When missing a tooth, many people don’t consider the consequences to their oral and even overall health that not replacing it can cause. The truth is, that the consequences can be dire if not addressed in a timely fashion.
Let’s discuss a recent example that came to our office recently.
I Just Wanted to See Why My Gums Hurt
I met so many delightful new patients this past week. I had a hard time deciding which one to focus on today. My article will talk about the mother of one of my patients.
In the past, I saw her daughter and relieved her pain utilizing a root canal technique. “Mom” came to me because she liked our office and how we treated her daughter. That being said, we do not take her style of insurance, and she went to a large corporate setting to find out why her gums hurt.
When she came to me, she showed me a proposal for over $6000, and her gums were low on the totem pole. I addressed her gum issue, and we discussed the treatment for that problem. I also allayed her fears about the gums. Once she felt better, I began a conversation regarding the rest of the proposed treatment, which had caught her off guard.
Issues Born of a Failure to Replace Her Missing Tooth
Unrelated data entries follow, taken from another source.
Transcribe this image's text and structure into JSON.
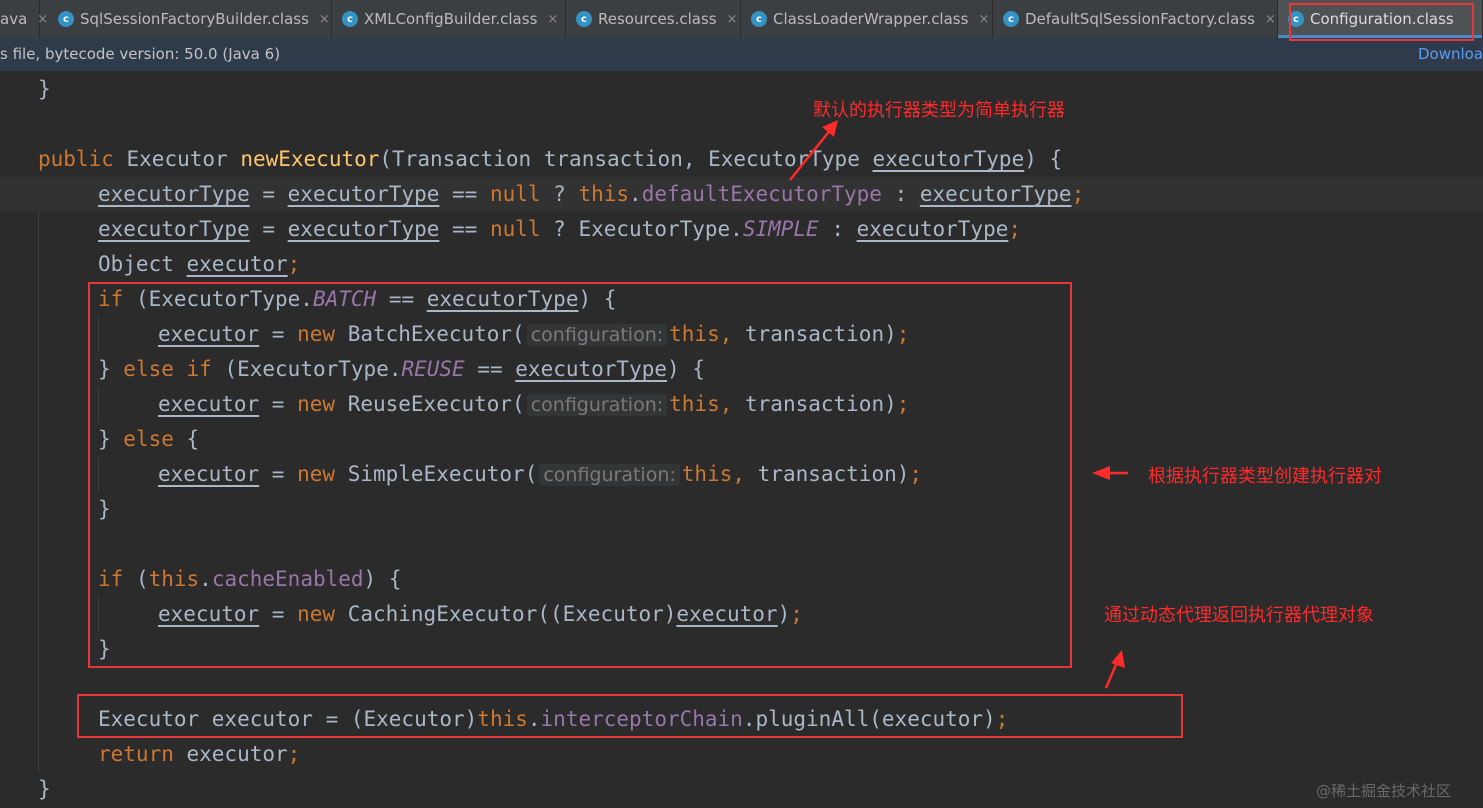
{
  "tabs": [
    {
      "label": "ava",
      "icon": false,
      "active": false
    },
    {
      "label": "SqlSessionFactoryBuilder.class",
      "icon": true,
      "active": false
    },
    {
      "label": "XMLConfigBuilder.class",
      "icon": true,
      "active": false
    },
    {
      "label": "Resources.class",
      "icon": true,
      "active": false
    },
    {
      "label": "ClassLoaderWrapper.class",
      "icon": true,
      "active": false
    },
    {
      "label": "DefaultSqlSessionFactory.class",
      "icon": true,
      "active": false
    },
    {
      "label": "Configuration.class",
      "icon": true,
      "active": true
    }
  ],
  "tab_icon_letter": "c",
  "close_glyph": "×",
  "infobar": {
    "text": "s file, bytecode version: 50.0 (Java 6)",
    "download_link": "Downloa"
  },
  "code": {
    "l_close_prev": "}",
    "l_sig_public": "public",
    "l_sig_type": "Executor",
    "l_sig_name": "newExecutor",
    "l_sig_params": "(Transaction transaction, ExecutorType ",
    "l_sig_param2": "executorType",
    "l_sig_end": ") {",
    "executorType": "executorType",
    "executor": "executor",
    "eq": " = ",
    "eqeq": " == ",
    "null": "null",
    "this": "this",
    "new": "new",
    "if": "if",
    "else": "else",
    "return": "return",
    "q": " ? ",
    "colon": " : ",
    "semi": ";",
    "dot": ".",
    "comma": ",",
    "defaultExecutorType": "defaultExecutorType",
    "et_simple_prefix": "ExecutorType.",
    "SIMPLE": "SIMPLE",
    "BATCH": "BATCH",
    "REUSE": "REUSE",
    "l5_object": "Object ",
    "l6_paren_open": " (ExecutorType.",
    "close_paren_brace": ") {",
    "BatchExecutor": "BatchExecutor(",
    "ReuseExecutor": "ReuseExecutor(",
    "SimpleExecutor": "SimpleExecutor(",
    "hint_configuration": "configuration:",
    "transaction_end": " transaction)",
    "close_brace": "}",
    "close_brace_else_if_start": "} ",
    "else_if_space": " ",
    "open_brace_only": " {",
    "if_this_open": " (",
    "cacheEnabled": "cacheEnabled",
    "cache_close": ") {",
    "CachingExecutor": "CachingExecutor((Executor)",
    "caching_end": ")",
    "l_plugin_start": "Executor executor = (Executor)",
    "interceptorChain": "interceptorChain",
    "pluginAll": ".pluginAll(executor)",
    "return_rest": " executor",
    "final_brace": "}"
  },
  "annotations": {
    "top": "默认的执行器类型为简单执行器",
    "middle": "根据执行器类型创建执行器对",
    "bottom": "通过动态代理返回执行器代理对象"
  },
  "watermark": "@稀土掘金技术社区",
  "colors": {
    "annotation_red": "#ff2a2a",
    "keyword": "#cc7832",
    "method": "#ffc66d",
    "field": "#9876aa",
    "text": "#a9b7c6",
    "background": "#2b2b2b"
  }
}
On her right side, the lower first molar is not there. The missing tooth did not bother her, and she never replaced the tooth. She pointed out that she was told that the tooth above the missing space had a cavity. The cavity was so bad that removal of the tooth was part of the proposal for treatment. She sought my opinion on the rest of the work.
An Uneven Occlusal Plane
The tooth in question did not appear to have any decay. However, that tooth was hanging down. If you look from the side, which none of us can do in our own mouth, the tooth looked like an upside-down camel’s hump. The tops of teeth should flow in a relatively straight line as we look from tooth to tooth. The imaginary line is called the occlusal plane in dentistry.
The most efficient form of chewing with the slightest trauma to the mouth occurs when the occlusal plane is straight.
Crooked or uneven teeth create excess forces on the teeth that they meet when chewing. Breakage and discomfort could occur.
Food traps, Bone Loss & Infection
Another advantage to teeth being even is the lack of food traps. Food traps are areas in the mouth where food will lodge easily after eating. These spots are difficult to see and even more challenging to clean. Brushing and flossing are not easy to do in general. When you add misaligned teeth, the problem magnifies. In our case, there was nothing below this uneven tooth. So what is the problem with this tooth position?
The food that collects around these teeth becomes a full course meal for the bacteria that reside in your mouth. Cavities can occur as the bacteria exude acid.
I said above that my patient did not have decay in this area.
One reason that she did not have decay is since the tooth had a crown. The crown protected her tooth from a cavity. However, the crown did not protect the tooth from downward movement, bone loss, and infection in that area. The tooth was loose due to the bone loss that was present.
Her only treatment option involves removing the tooth and stopping the bone loss and infection present in that area.
I can not emphasize enough the importance of tooth replacement in case you lose a tooth. When you do not replace a tooth, you start to descend a slippery slope with no good outcome. If this sounds like you, call Nikki or Cat at 440.951.7856 and let them set up a time to talk with me.
I look forward to meeting you.
Jeffrey Gross, DDS, FAGD, is an Ohio-licensed general dentist and is on the staff of Case Western Reserve School of Dental Medicine.